“Lone working is something our members raise with us regularly along with the full or partial closure of ticket offices on stations.

“We need a well-staffed, safe and accessible railway for all.

“The root causes of anti-social behaviour must be tackled through government policy, alongside giving the British Transport Police more powers and more effective legislation that prioritises keeping our members safe at work.

“We will continue to keep the pressure on ScotRail, reminding them they have a duty of care to all their staff.”

ScotRail clampdown

ScotRail did not comment on Mr Algeo’s specific claims but the operator has been taking steps to tackle antisocial behaviour across the network.

It works closely with British Transport Police (BTP) and has one of the largest CCTV networks in the UK, with more than 6,000 cameras monitoring more than 350 stations.

In October 2021 ScotRail introduced a travel safe team which, according to its website, is designed to be a “reactive resource with the ability to quickly focus on emerging hotspots”.

It says the team has targeted a number of stations and routes and has seen a drop in reported events during and after anti-social behaviour exercises.

ScotRail has increased the use of bodycams. Image: Supplied by ScotRail.

ScotRail says they have also taken steps to bring in body-worn cameras across the business – currently 320 operational units over 47 locations – and that customers displaying inappropriate behaviour are changing the way they act when they become aware of the cameras.

Across the business, extensive training has taken place to support frontline people in the use of body-worn cameras and the aim is to increase the number of cameras in use.

ScotRail has been working closely with BTP. Image: Peter MacDiarmid/Shutterstock.

David Lister, ScotRail Safety, engineering and sustainability director, said: “ScotRail works very closely with British Transport Police to ensure that Scotland’s railway is a safe environment for our customers, and our own people.

“This approach has resulted in a limited number of incidents of anti-social behaviour in more than 700,000 journeys to and from Inverkeithing last year.

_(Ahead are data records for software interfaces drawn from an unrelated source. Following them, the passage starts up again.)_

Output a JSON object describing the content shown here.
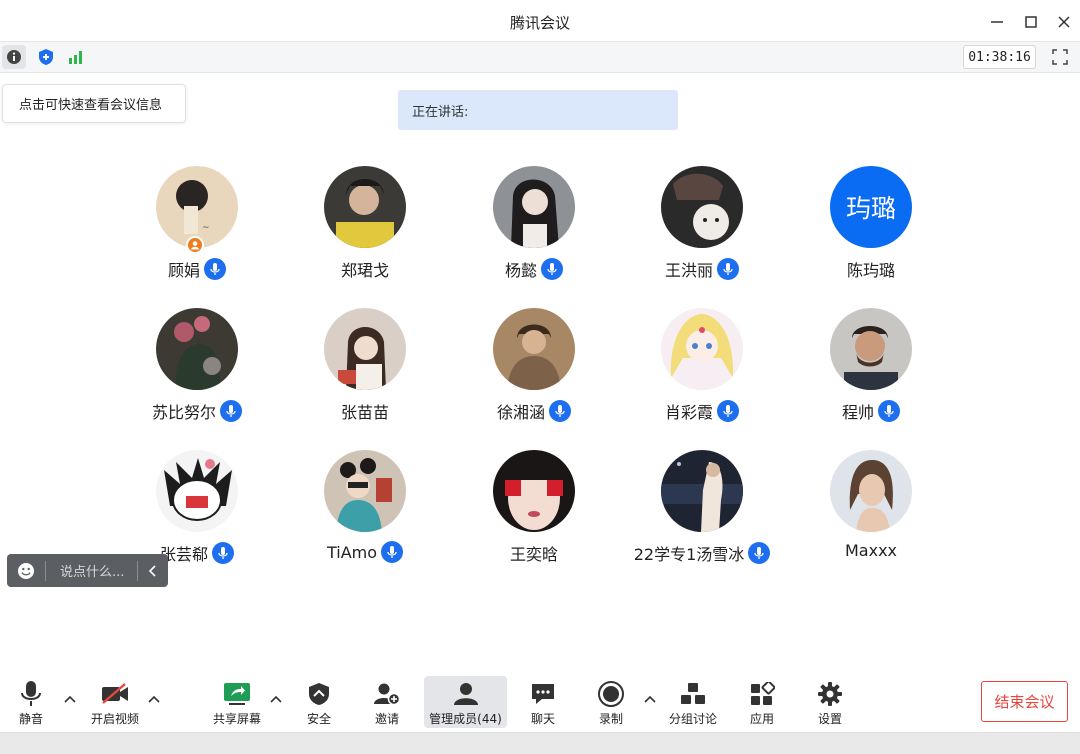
{
  "window": {
    "title": "腾讯会议"
  },
  "infobar": {
    "timer": "01:38:16"
  },
  "tooltip": {
    "text": "点击可快速查看会议信息"
  },
  "speaking": {
    "label": "正在讲话:"
  },
  "participants": [
    {
      "name": "顾娟",
      "mic": true,
      "host": true,
      "avatar_initials": ""
    },
    {
      "name": "郑珺戈",
      "mic": false,
      "host": false,
      "avatar_initials": ""
    },
    {
      "name": "杨懿",
      "mic": true,
      "host": false,
      "avatar_initials": ""
    },
    {
      "name": "王洪丽",
      "mic": true,
      "host": false,
      "avatar_initials": ""
    },
    {
      "name": "陈玙璐",
      "mic": false,
      "host": false,
      "avatar_initials": "玙璐"
    },
    {
      "name": "苏比努尔",
      "mic": true,
      "host": false,
      "avatar_initials": ""
    },
    {
      "name": "张苗苗",
      "mic": false,
      "host": false,
      "avatar_initials": ""
    },
    {
      "name": "徐湘涵",
      "mic": true,
      "host": false,
      "avatar_initials": ""
    },
    {
      "name": "肖彩霞",
      "mic": true,
      "host": false,
      "avatar_initials": ""
    },
    {
      "name": "程帅",
      "mic": true,
      "host": false,
      "avatar_initials": ""
    },
    {
      "name": "张芸郗",
      "mic": true,
      "host": false,
      "avatar_initials": ""
    },
    {
      "name": "TiAmo",
      "mic": true,
      "host": false,
      "avatar_initials": ""
    },
    {
      "name": "王奕晗",
      "mic": false,
      "host": false,
      "avatar_initials": ""
    },
    {
      "name": "22学专1汤雪冰",
      "mic": true,
      "host": false,
      "avatar_initials": ""
    },
    {
      "name": "Maxxx",
      "mic": false,
      "host": false,
      "avatar_initials": ""
    }
  ],
  "chat": {
    "placeholder": "说点什么..."
  },
  "toolbar": {
    "mute": "静音",
    "video": "开启视频",
    "share": "共享屏幕",
    "security": "安全",
    "invite": "邀请",
    "members": "管理成员(44)",
    "chat": "聊天",
    "record": "录制",
    "breakout": "分组讨论",
    "apps": "应用",
    "settings": "设置",
    "end": "结束会议"
  },
  "colors": {
    "accent": "#1e6ff0",
    "end_red": "#e8453c",
    "speaking_bg": "#dbe8fb",
    "signal_green": "#2fb64a",
    "host_orange": "#f07b1d"
  }
}
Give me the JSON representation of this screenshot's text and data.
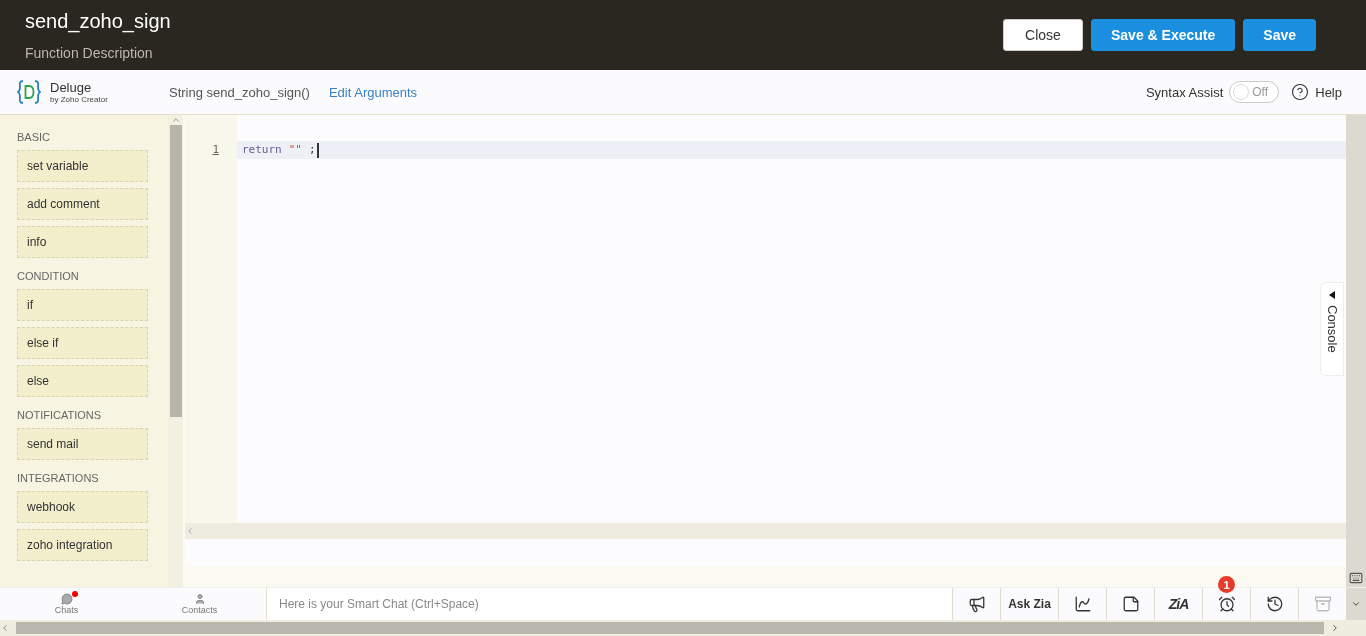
{
  "header": {
    "title": "send_zoho_sign",
    "description": "Function Description",
    "buttons": [
      {
        "label": "Close",
        "kind": "secondary"
      },
      {
        "label": "Save & Execute",
        "kind": "primary"
      },
      {
        "label": "Save",
        "kind": "primary"
      }
    ]
  },
  "toolbar": {
    "logo": {
      "name": "Deluge",
      "subtitle": "by Zoho Creator"
    },
    "signature": "String send_zoho_sign()",
    "edit_link": "Edit Arguments",
    "syntax_assist": {
      "label": "Syntax Assist",
      "on": false,
      "state_text": "Off"
    },
    "help": "Help"
  },
  "sidebar": {
    "sections": [
      {
        "heading": "BASIC",
        "items": [
          "set variable",
          "add comment",
          "info"
        ]
      },
      {
        "heading": "CONDITION",
        "items": [
          "if",
          "else if",
          "else"
        ]
      },
      {
        "heading": "NOTIFICATIONS",
        "items": [
          "send mail"
        ]
      },
      {
        "heading": "INTEGRATIONS",
        "items": [
          "webhook",
          "zoho integration"
        ]
      }
    ]
  },
  "editor": {
    "lines": [
      {
        "number": "1",
        "active": true,
        "tokens": [
          {
            "kind": "keyword",
            "text": "return"
          },
          {
            "kind": "string",
            "text": "\"\""
          },
          {
            "kind": "punct",
            "text": ";"
          }
        ]
      }
    ]
  },
  "console_tab": {
    "label": "Console"
  },
  "chat_bar": {
    "tabs": [
      {
        "label": "Chats",
        "kind": "chats",
        "unread": true
      },
      {
        "label": "Contacts",
        "kind": "contacts",
        "unread": false
      }
    ],
    "placeholder": "Here is your Smart Chat (Ctrl+Space)",
    "tools": [
      {
        "kind": "megaphone"
      },
      {
        "kind": "text",
        "label": "Ask Zia"
      },
      {
        "kind": "chart"
      },
      {
        "kind": "note"
      },
      {
        "kind": "logo",
        "label": "ZiA"
      },
      {
        "kind": "alarm",
        "badge": "1"
      },
      {
        "kind": "history"
      },
      {
        "kind": "archive",
        "disabled": true
      }
    ]
  }
}
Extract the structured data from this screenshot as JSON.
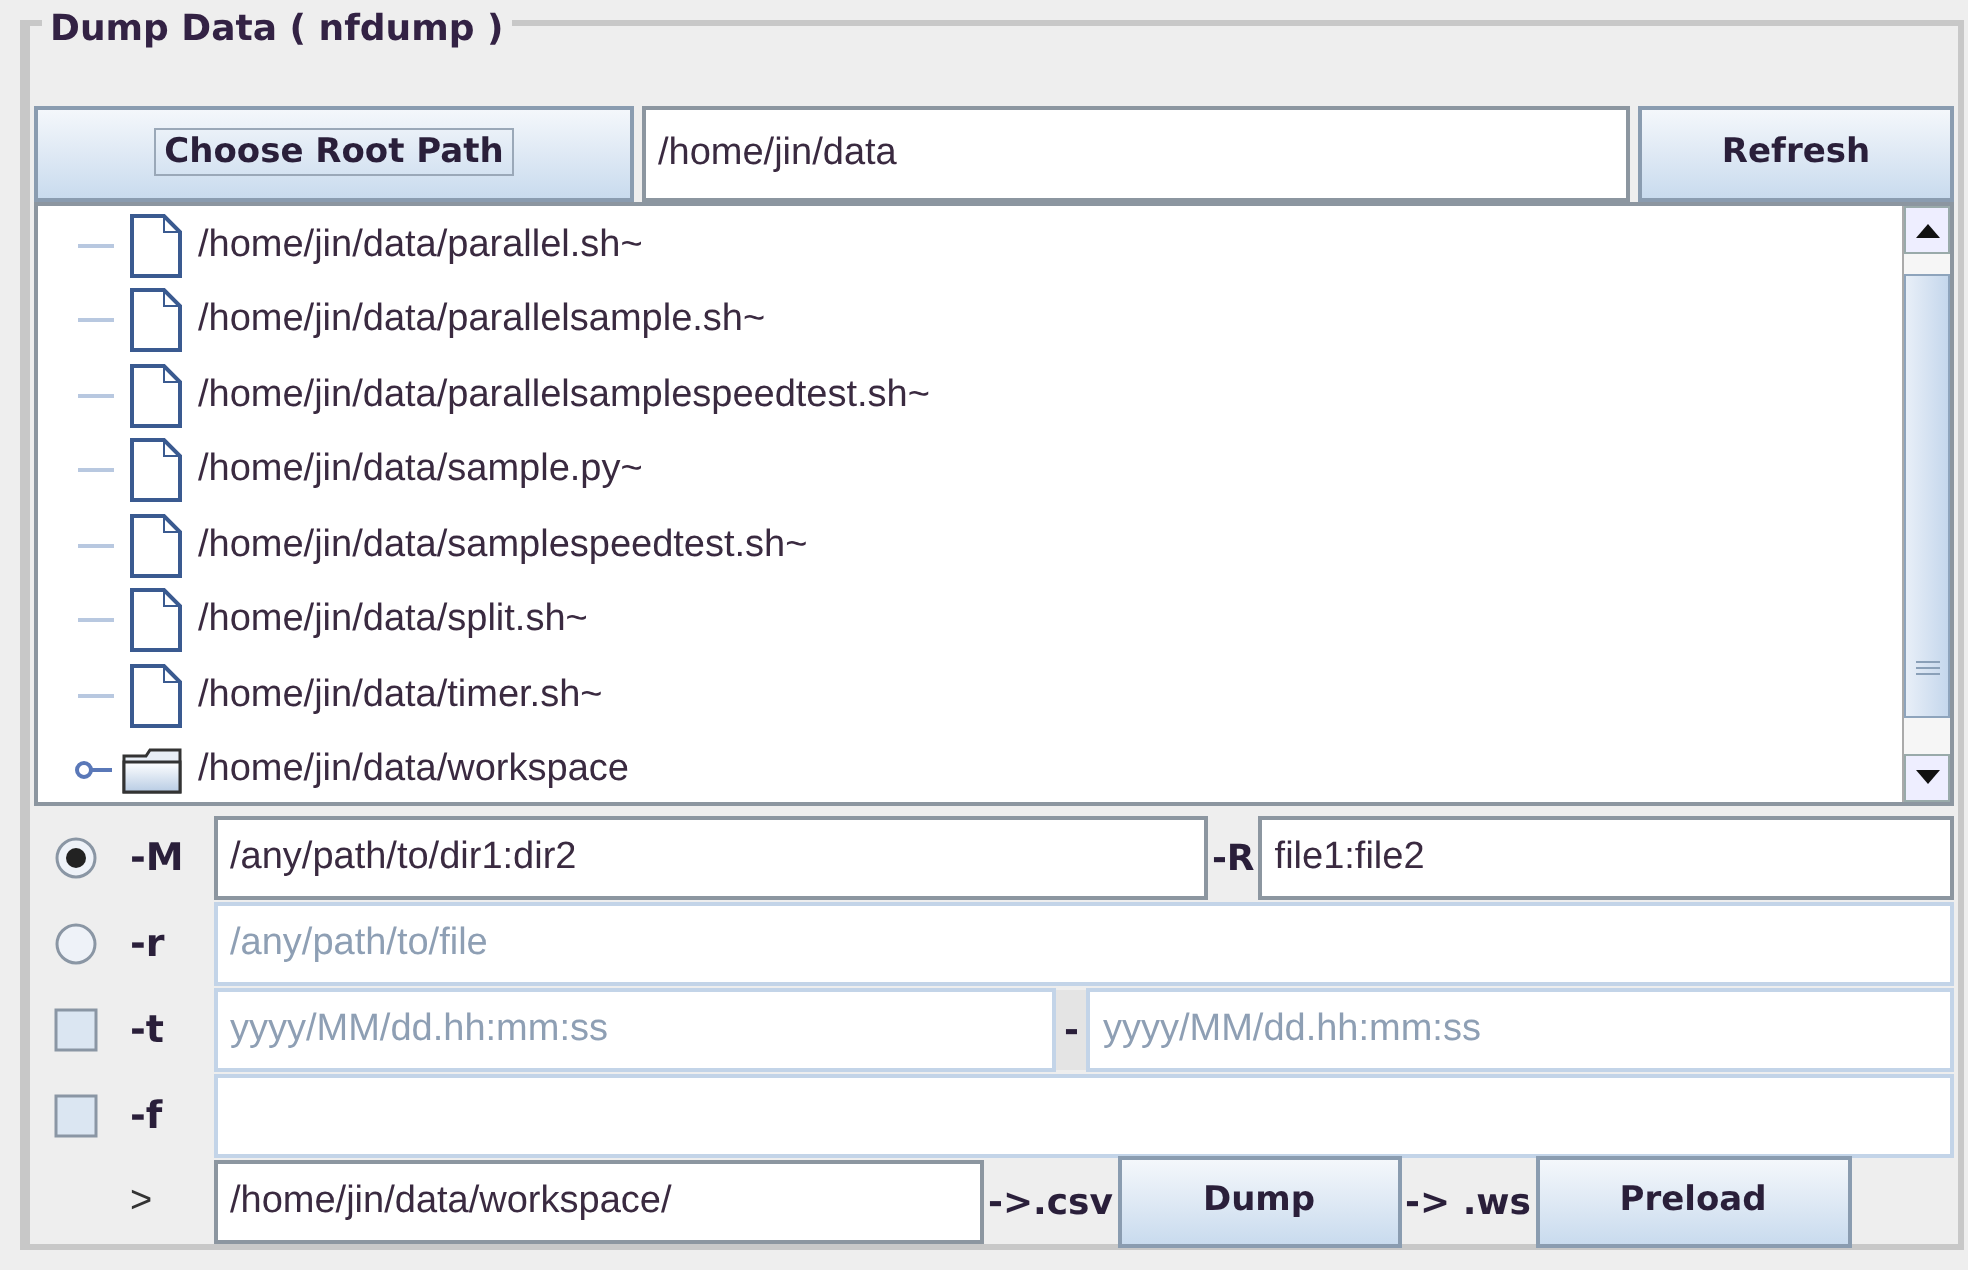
{
  "panel": {
    "title": "Dump Data ( nfdump )"
  },
  "root_bar": {
    "choose_button": "Choose Root Path",
    "path": "/home/jin/data",
    "refresh_button": "Refresh"
  },
  "tree": {
    "items": [
      {
        "label": "/home/jin/data/parallel.sh~",
        "kind": "file"
      },
      {
        "label": "/home/jin/data/parallelsample.sh~",
        "kind": "file"
      },
      {
        "label": "/home/jin/data/parallelsamplespeedtest.sh~",
        "kind": "file"
      },
      {
        "label": "/home/jin/data/sample.py~",
        "kind": "file"
      },
      {
        "label": "/home/jin/data/samplespeedtest.sh~",
        "kind": "file"
      },
      {
        "label": "/home/jin/data/split.sh~",
        "kind": "file"
      },
      {
        "label": "/home/jin/data/timer.sh~",
        "kind": "file"
      },
      {
        "label": "/home/jin/data/workspace",
        "kind": "folder",
        "expanded": false
      }
    ]
  },
  "options": [
    {
      "kind": "radio",
      "flag": "-M",
      "selected": true,
      "parts": [
        {
          "kind": "field",
          "value": "/any/path/to/dir1:dir2",
          "disabled": false
        },
        {
          "kind": "label",
          "text": "-R"
        },
        {
          "kind": "field",
          "value": "file1:file2",
          "disabled": false
        }
      ]
    },
    {
      "kind": "radio",
      "flag": "-r",
      "selected": false,
      "parts": [
        {
          "kind": "field",
          "placeholder": "/any/path/to/file",
          "disabled": true
        }
      ]
    },
    {
      "kind": "checkbox",
      "flag": "-t",
      "checked": false,
      "parts": [
        {
          "kind": "field",
          "placeholder": "yyyy/MM/dd.hh:mm:ss",
          "disabled": true
        },
        {
          "kind": "label",
          "text": "-",
          "boxed": true
        },
        {
          "kind": "field",
          "placeholder": "yyyy/MM/dd.hh:mm:ss",
          "disabled": true
        }
      ]
    },
    {
      "kind": "checkbox",
      "flag": "-f",
      "checked": false,
      "parts": [
        {
          "kind": "field",
          "disabled": true
        }
      ]
    },
    {
      "kind": "output",
      "flag": ">",
      "parts": [
        {
          "kind": "field",
          "value": "/home/jin/data/workspace/",
          "disabled": false
        },
        {
          "kind": "label",
          "text": "->.csv"
        },
        {
          "kind": "button",
          "text": "Dump"
        },
        {
          "kind": "label",
          "text": "-> .ws"
        },
        {
          "kind": "button",
          "text": "Preload"
        }
      ]
    }
  ]
}
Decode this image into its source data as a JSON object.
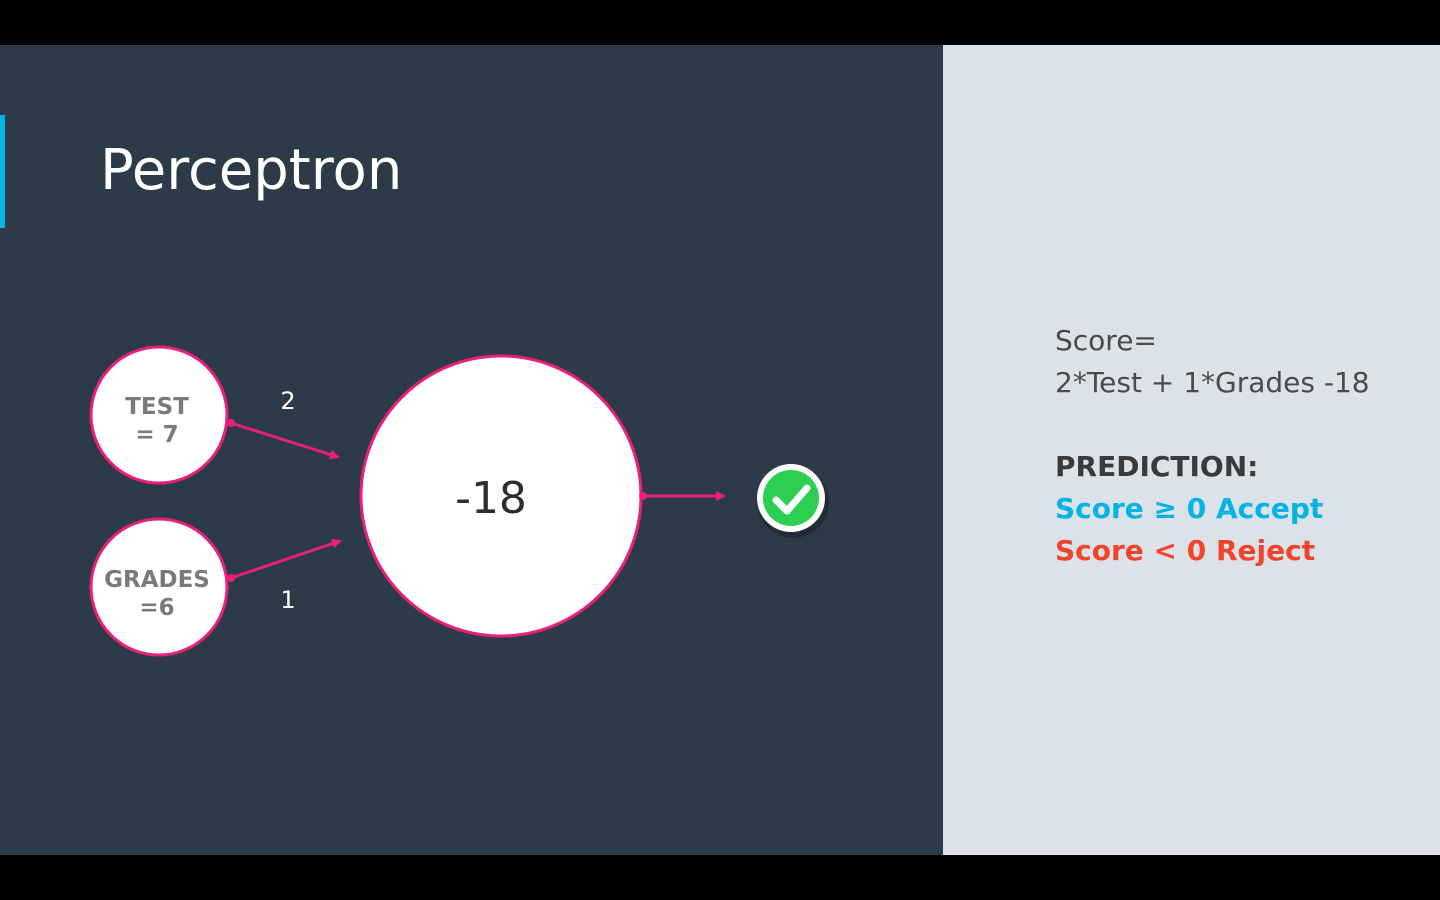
{
  "title": "Perceptron",
  "inputs": [
    {
      "name": "TEST",
      "value": "= 7"
    },
    {
      "name": "GRADES",
      "value": "=6"
    }
  ],
  "weights": [
    "2",
    "1"
  ],
  "node_value": "-18",
  "output_icon": "check-circle-icon",
  "formula": {
    "line1": "Score=",
    "line2": "2*Test + 1*Grades -18"
  },
  "prediction": {
    "heading": "PREDICTION:",
    "accept": "Score ≥ 0 Accept",
    "reject": "Score < 0 Reject"
  },
  "colors": {
    "background_dark": "#2d3b48",
    "panel_light": "#dbe2e8",
    "accent_blue": "#02b3e4",
    "node_border": "#ea1f7a",
    "accept": "#02b3e4",
    "reject": "#f0442d",
    "check_green": "#2ccf52"
  }
}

The latest FoI figures, which only go as far back as April when ScotRail was transferred into public control and ownership, do not include incidents reported directly to BTP where ScotRail was not advised.